** Opening PROVIDED RECORDS block **
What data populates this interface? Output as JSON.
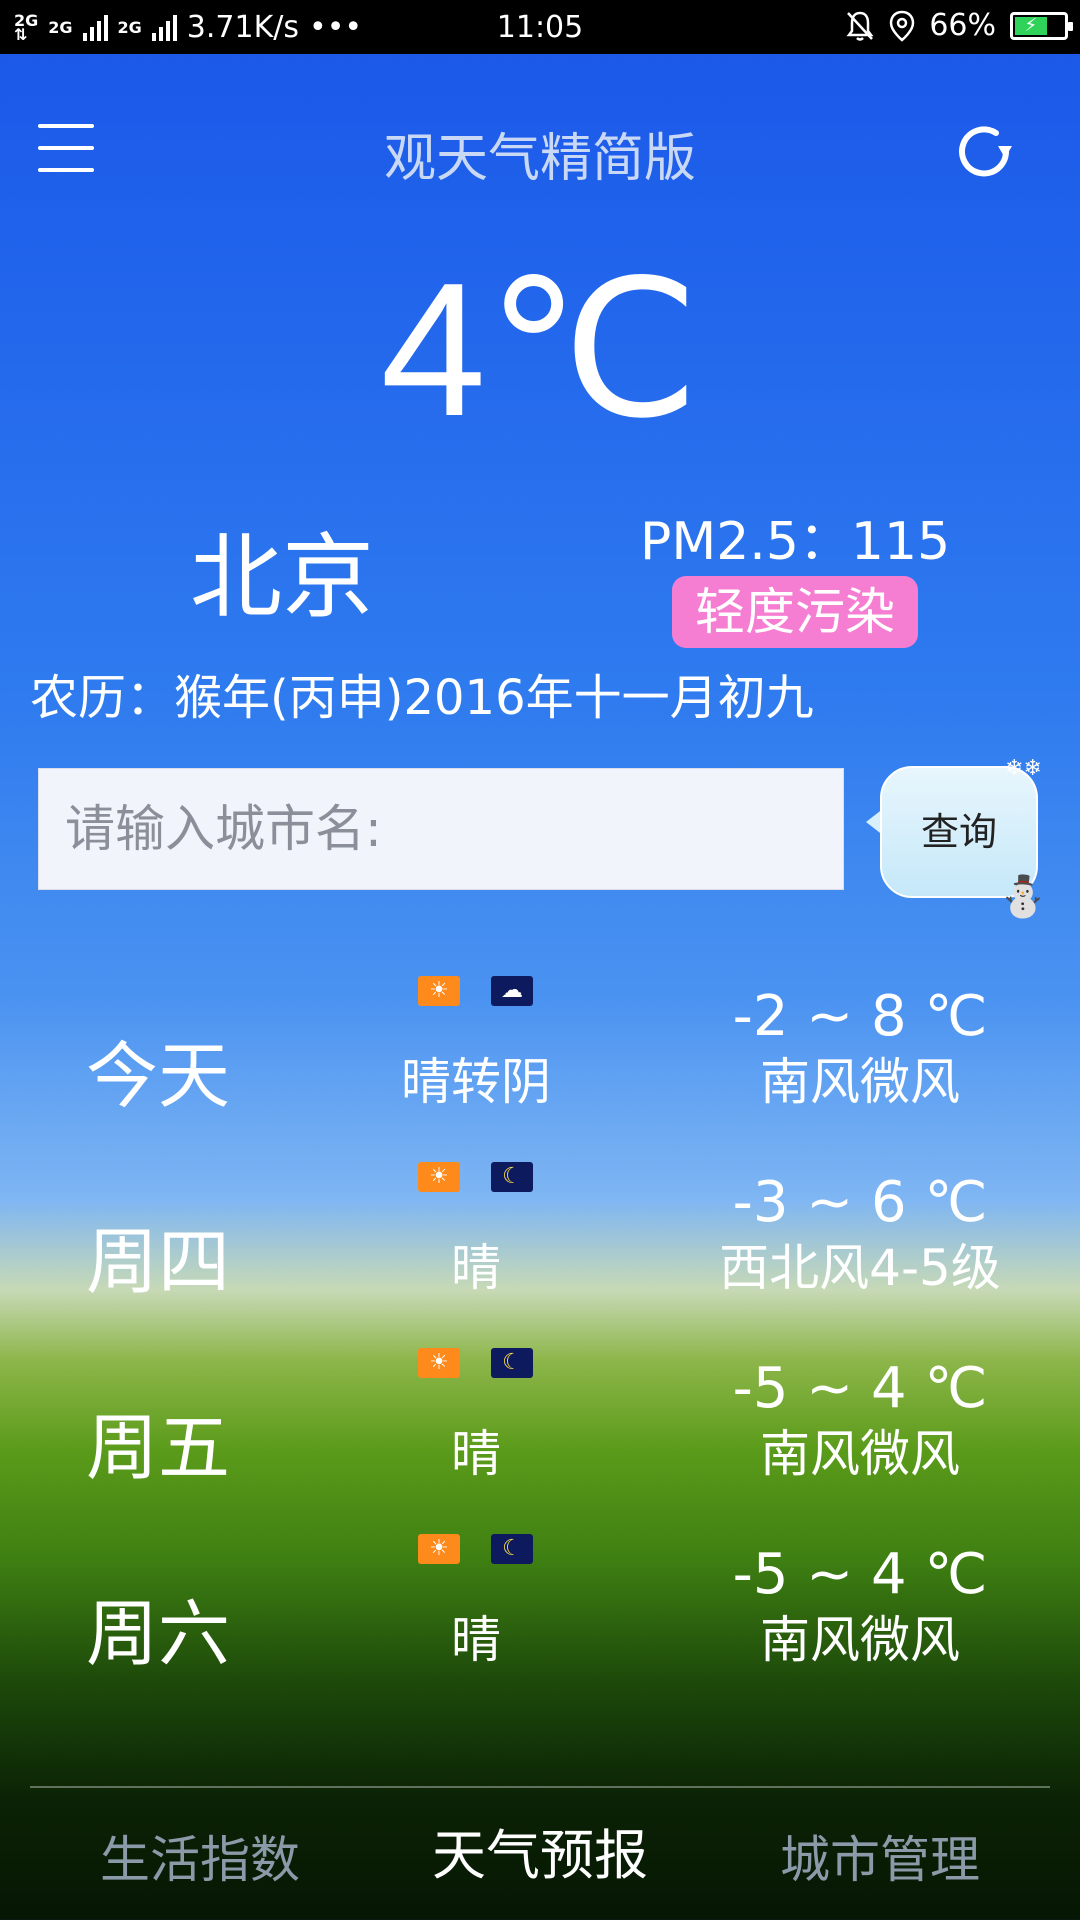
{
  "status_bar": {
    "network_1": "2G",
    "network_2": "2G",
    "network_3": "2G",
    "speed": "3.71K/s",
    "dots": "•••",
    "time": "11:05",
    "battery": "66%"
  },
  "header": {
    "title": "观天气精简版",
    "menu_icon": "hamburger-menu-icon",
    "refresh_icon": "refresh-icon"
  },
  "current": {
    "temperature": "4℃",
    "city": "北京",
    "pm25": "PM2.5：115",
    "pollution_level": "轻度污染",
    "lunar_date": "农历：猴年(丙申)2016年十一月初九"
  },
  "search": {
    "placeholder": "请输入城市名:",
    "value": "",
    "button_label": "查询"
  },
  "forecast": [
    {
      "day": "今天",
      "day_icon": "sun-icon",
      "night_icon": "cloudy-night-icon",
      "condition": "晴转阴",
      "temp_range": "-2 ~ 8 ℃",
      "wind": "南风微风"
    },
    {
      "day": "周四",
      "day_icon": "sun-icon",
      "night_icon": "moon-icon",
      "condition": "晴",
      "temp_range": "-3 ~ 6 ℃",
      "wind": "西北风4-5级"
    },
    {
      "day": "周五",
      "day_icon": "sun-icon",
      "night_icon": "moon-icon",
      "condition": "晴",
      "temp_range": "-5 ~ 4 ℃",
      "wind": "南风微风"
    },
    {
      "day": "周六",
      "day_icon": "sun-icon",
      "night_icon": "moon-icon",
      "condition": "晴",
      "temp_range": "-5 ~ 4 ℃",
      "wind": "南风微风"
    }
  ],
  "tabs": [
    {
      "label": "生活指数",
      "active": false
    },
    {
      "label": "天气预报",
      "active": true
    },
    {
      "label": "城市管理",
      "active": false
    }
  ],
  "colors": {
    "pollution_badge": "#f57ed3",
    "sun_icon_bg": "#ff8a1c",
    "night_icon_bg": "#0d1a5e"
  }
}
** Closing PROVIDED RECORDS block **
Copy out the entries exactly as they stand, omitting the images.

What data populates this interface? Output as JSON.
{
  "status_bar": {
    "network_1": "2G",
    "network_2": "2G",
    "network_3": "2G",
    "speed": "3.71K/s",
    "dots": "•••",
    "time": "11:05",
    "battery": "66%"
  },
  "header": {
    "title": "观天气精简版",
    "menu_icon": "hamburger-menu-icon",
    "refresh_icon": "refresh-icon"
  },
  "current": {
    "temperature": "4℃",
    "city": "北京",
    "pm25": "PM2.5：115",
    "pollution_level": "轻度污染",
    "lunar_date": "农历：猴年(丙申)2016年十一月初九"
  },
  "search": {
    "placeholder": "请输入城市名:",
    "value": "",
    "button_label": "查询"
  },
  "forecast": [
    {
      "day": "今天",
      "day_icon": "sun-icon",
      "night_icon": "cloudy-night-icon",
      "condition": "晴转阴",
      "temp_range": "-2 ~ 8 ℃",
      "wind": "南风微风"
    },
    {
      "day": "周四",
      "day_icon": "sun-icon",
      "night_icon": "moon-icon",
      "condition": "晴",
      "temp_range": "-3 ~ 6 ℃",
      "wind": "西北风4-5级"
    },
    {
      "day": "周五",
      "day_icon": "sun-icon",
      "night_icon": "moon-icon",
      "condition": "晴",
      "temp_range": "-5 ~ 4 ℃",
      "wind": "南风微风"
    },
    {
      "day": "周六",
      "day_icon": "sun-icon",
      "night_icon": "moon-icon",
      "condition": "晴",
      "temp_range": "-5 ~ 4 ℃",
      "wind": "南风微风"
    }
  ],
  "tabs": [
    {
      "label": "生活指数",
      "active": false
    },
    {
      "label": "天气预报",
      "active": true
    },
    {
      "label": "城市管理",
      "active": false
    }
  ],
  "colors": {
    "pollution_badge": "#f57ed3",
    "sun_icon_bg": "#ff8a1c",
    "night_icon_bg": "#0d1a5e"
  }
}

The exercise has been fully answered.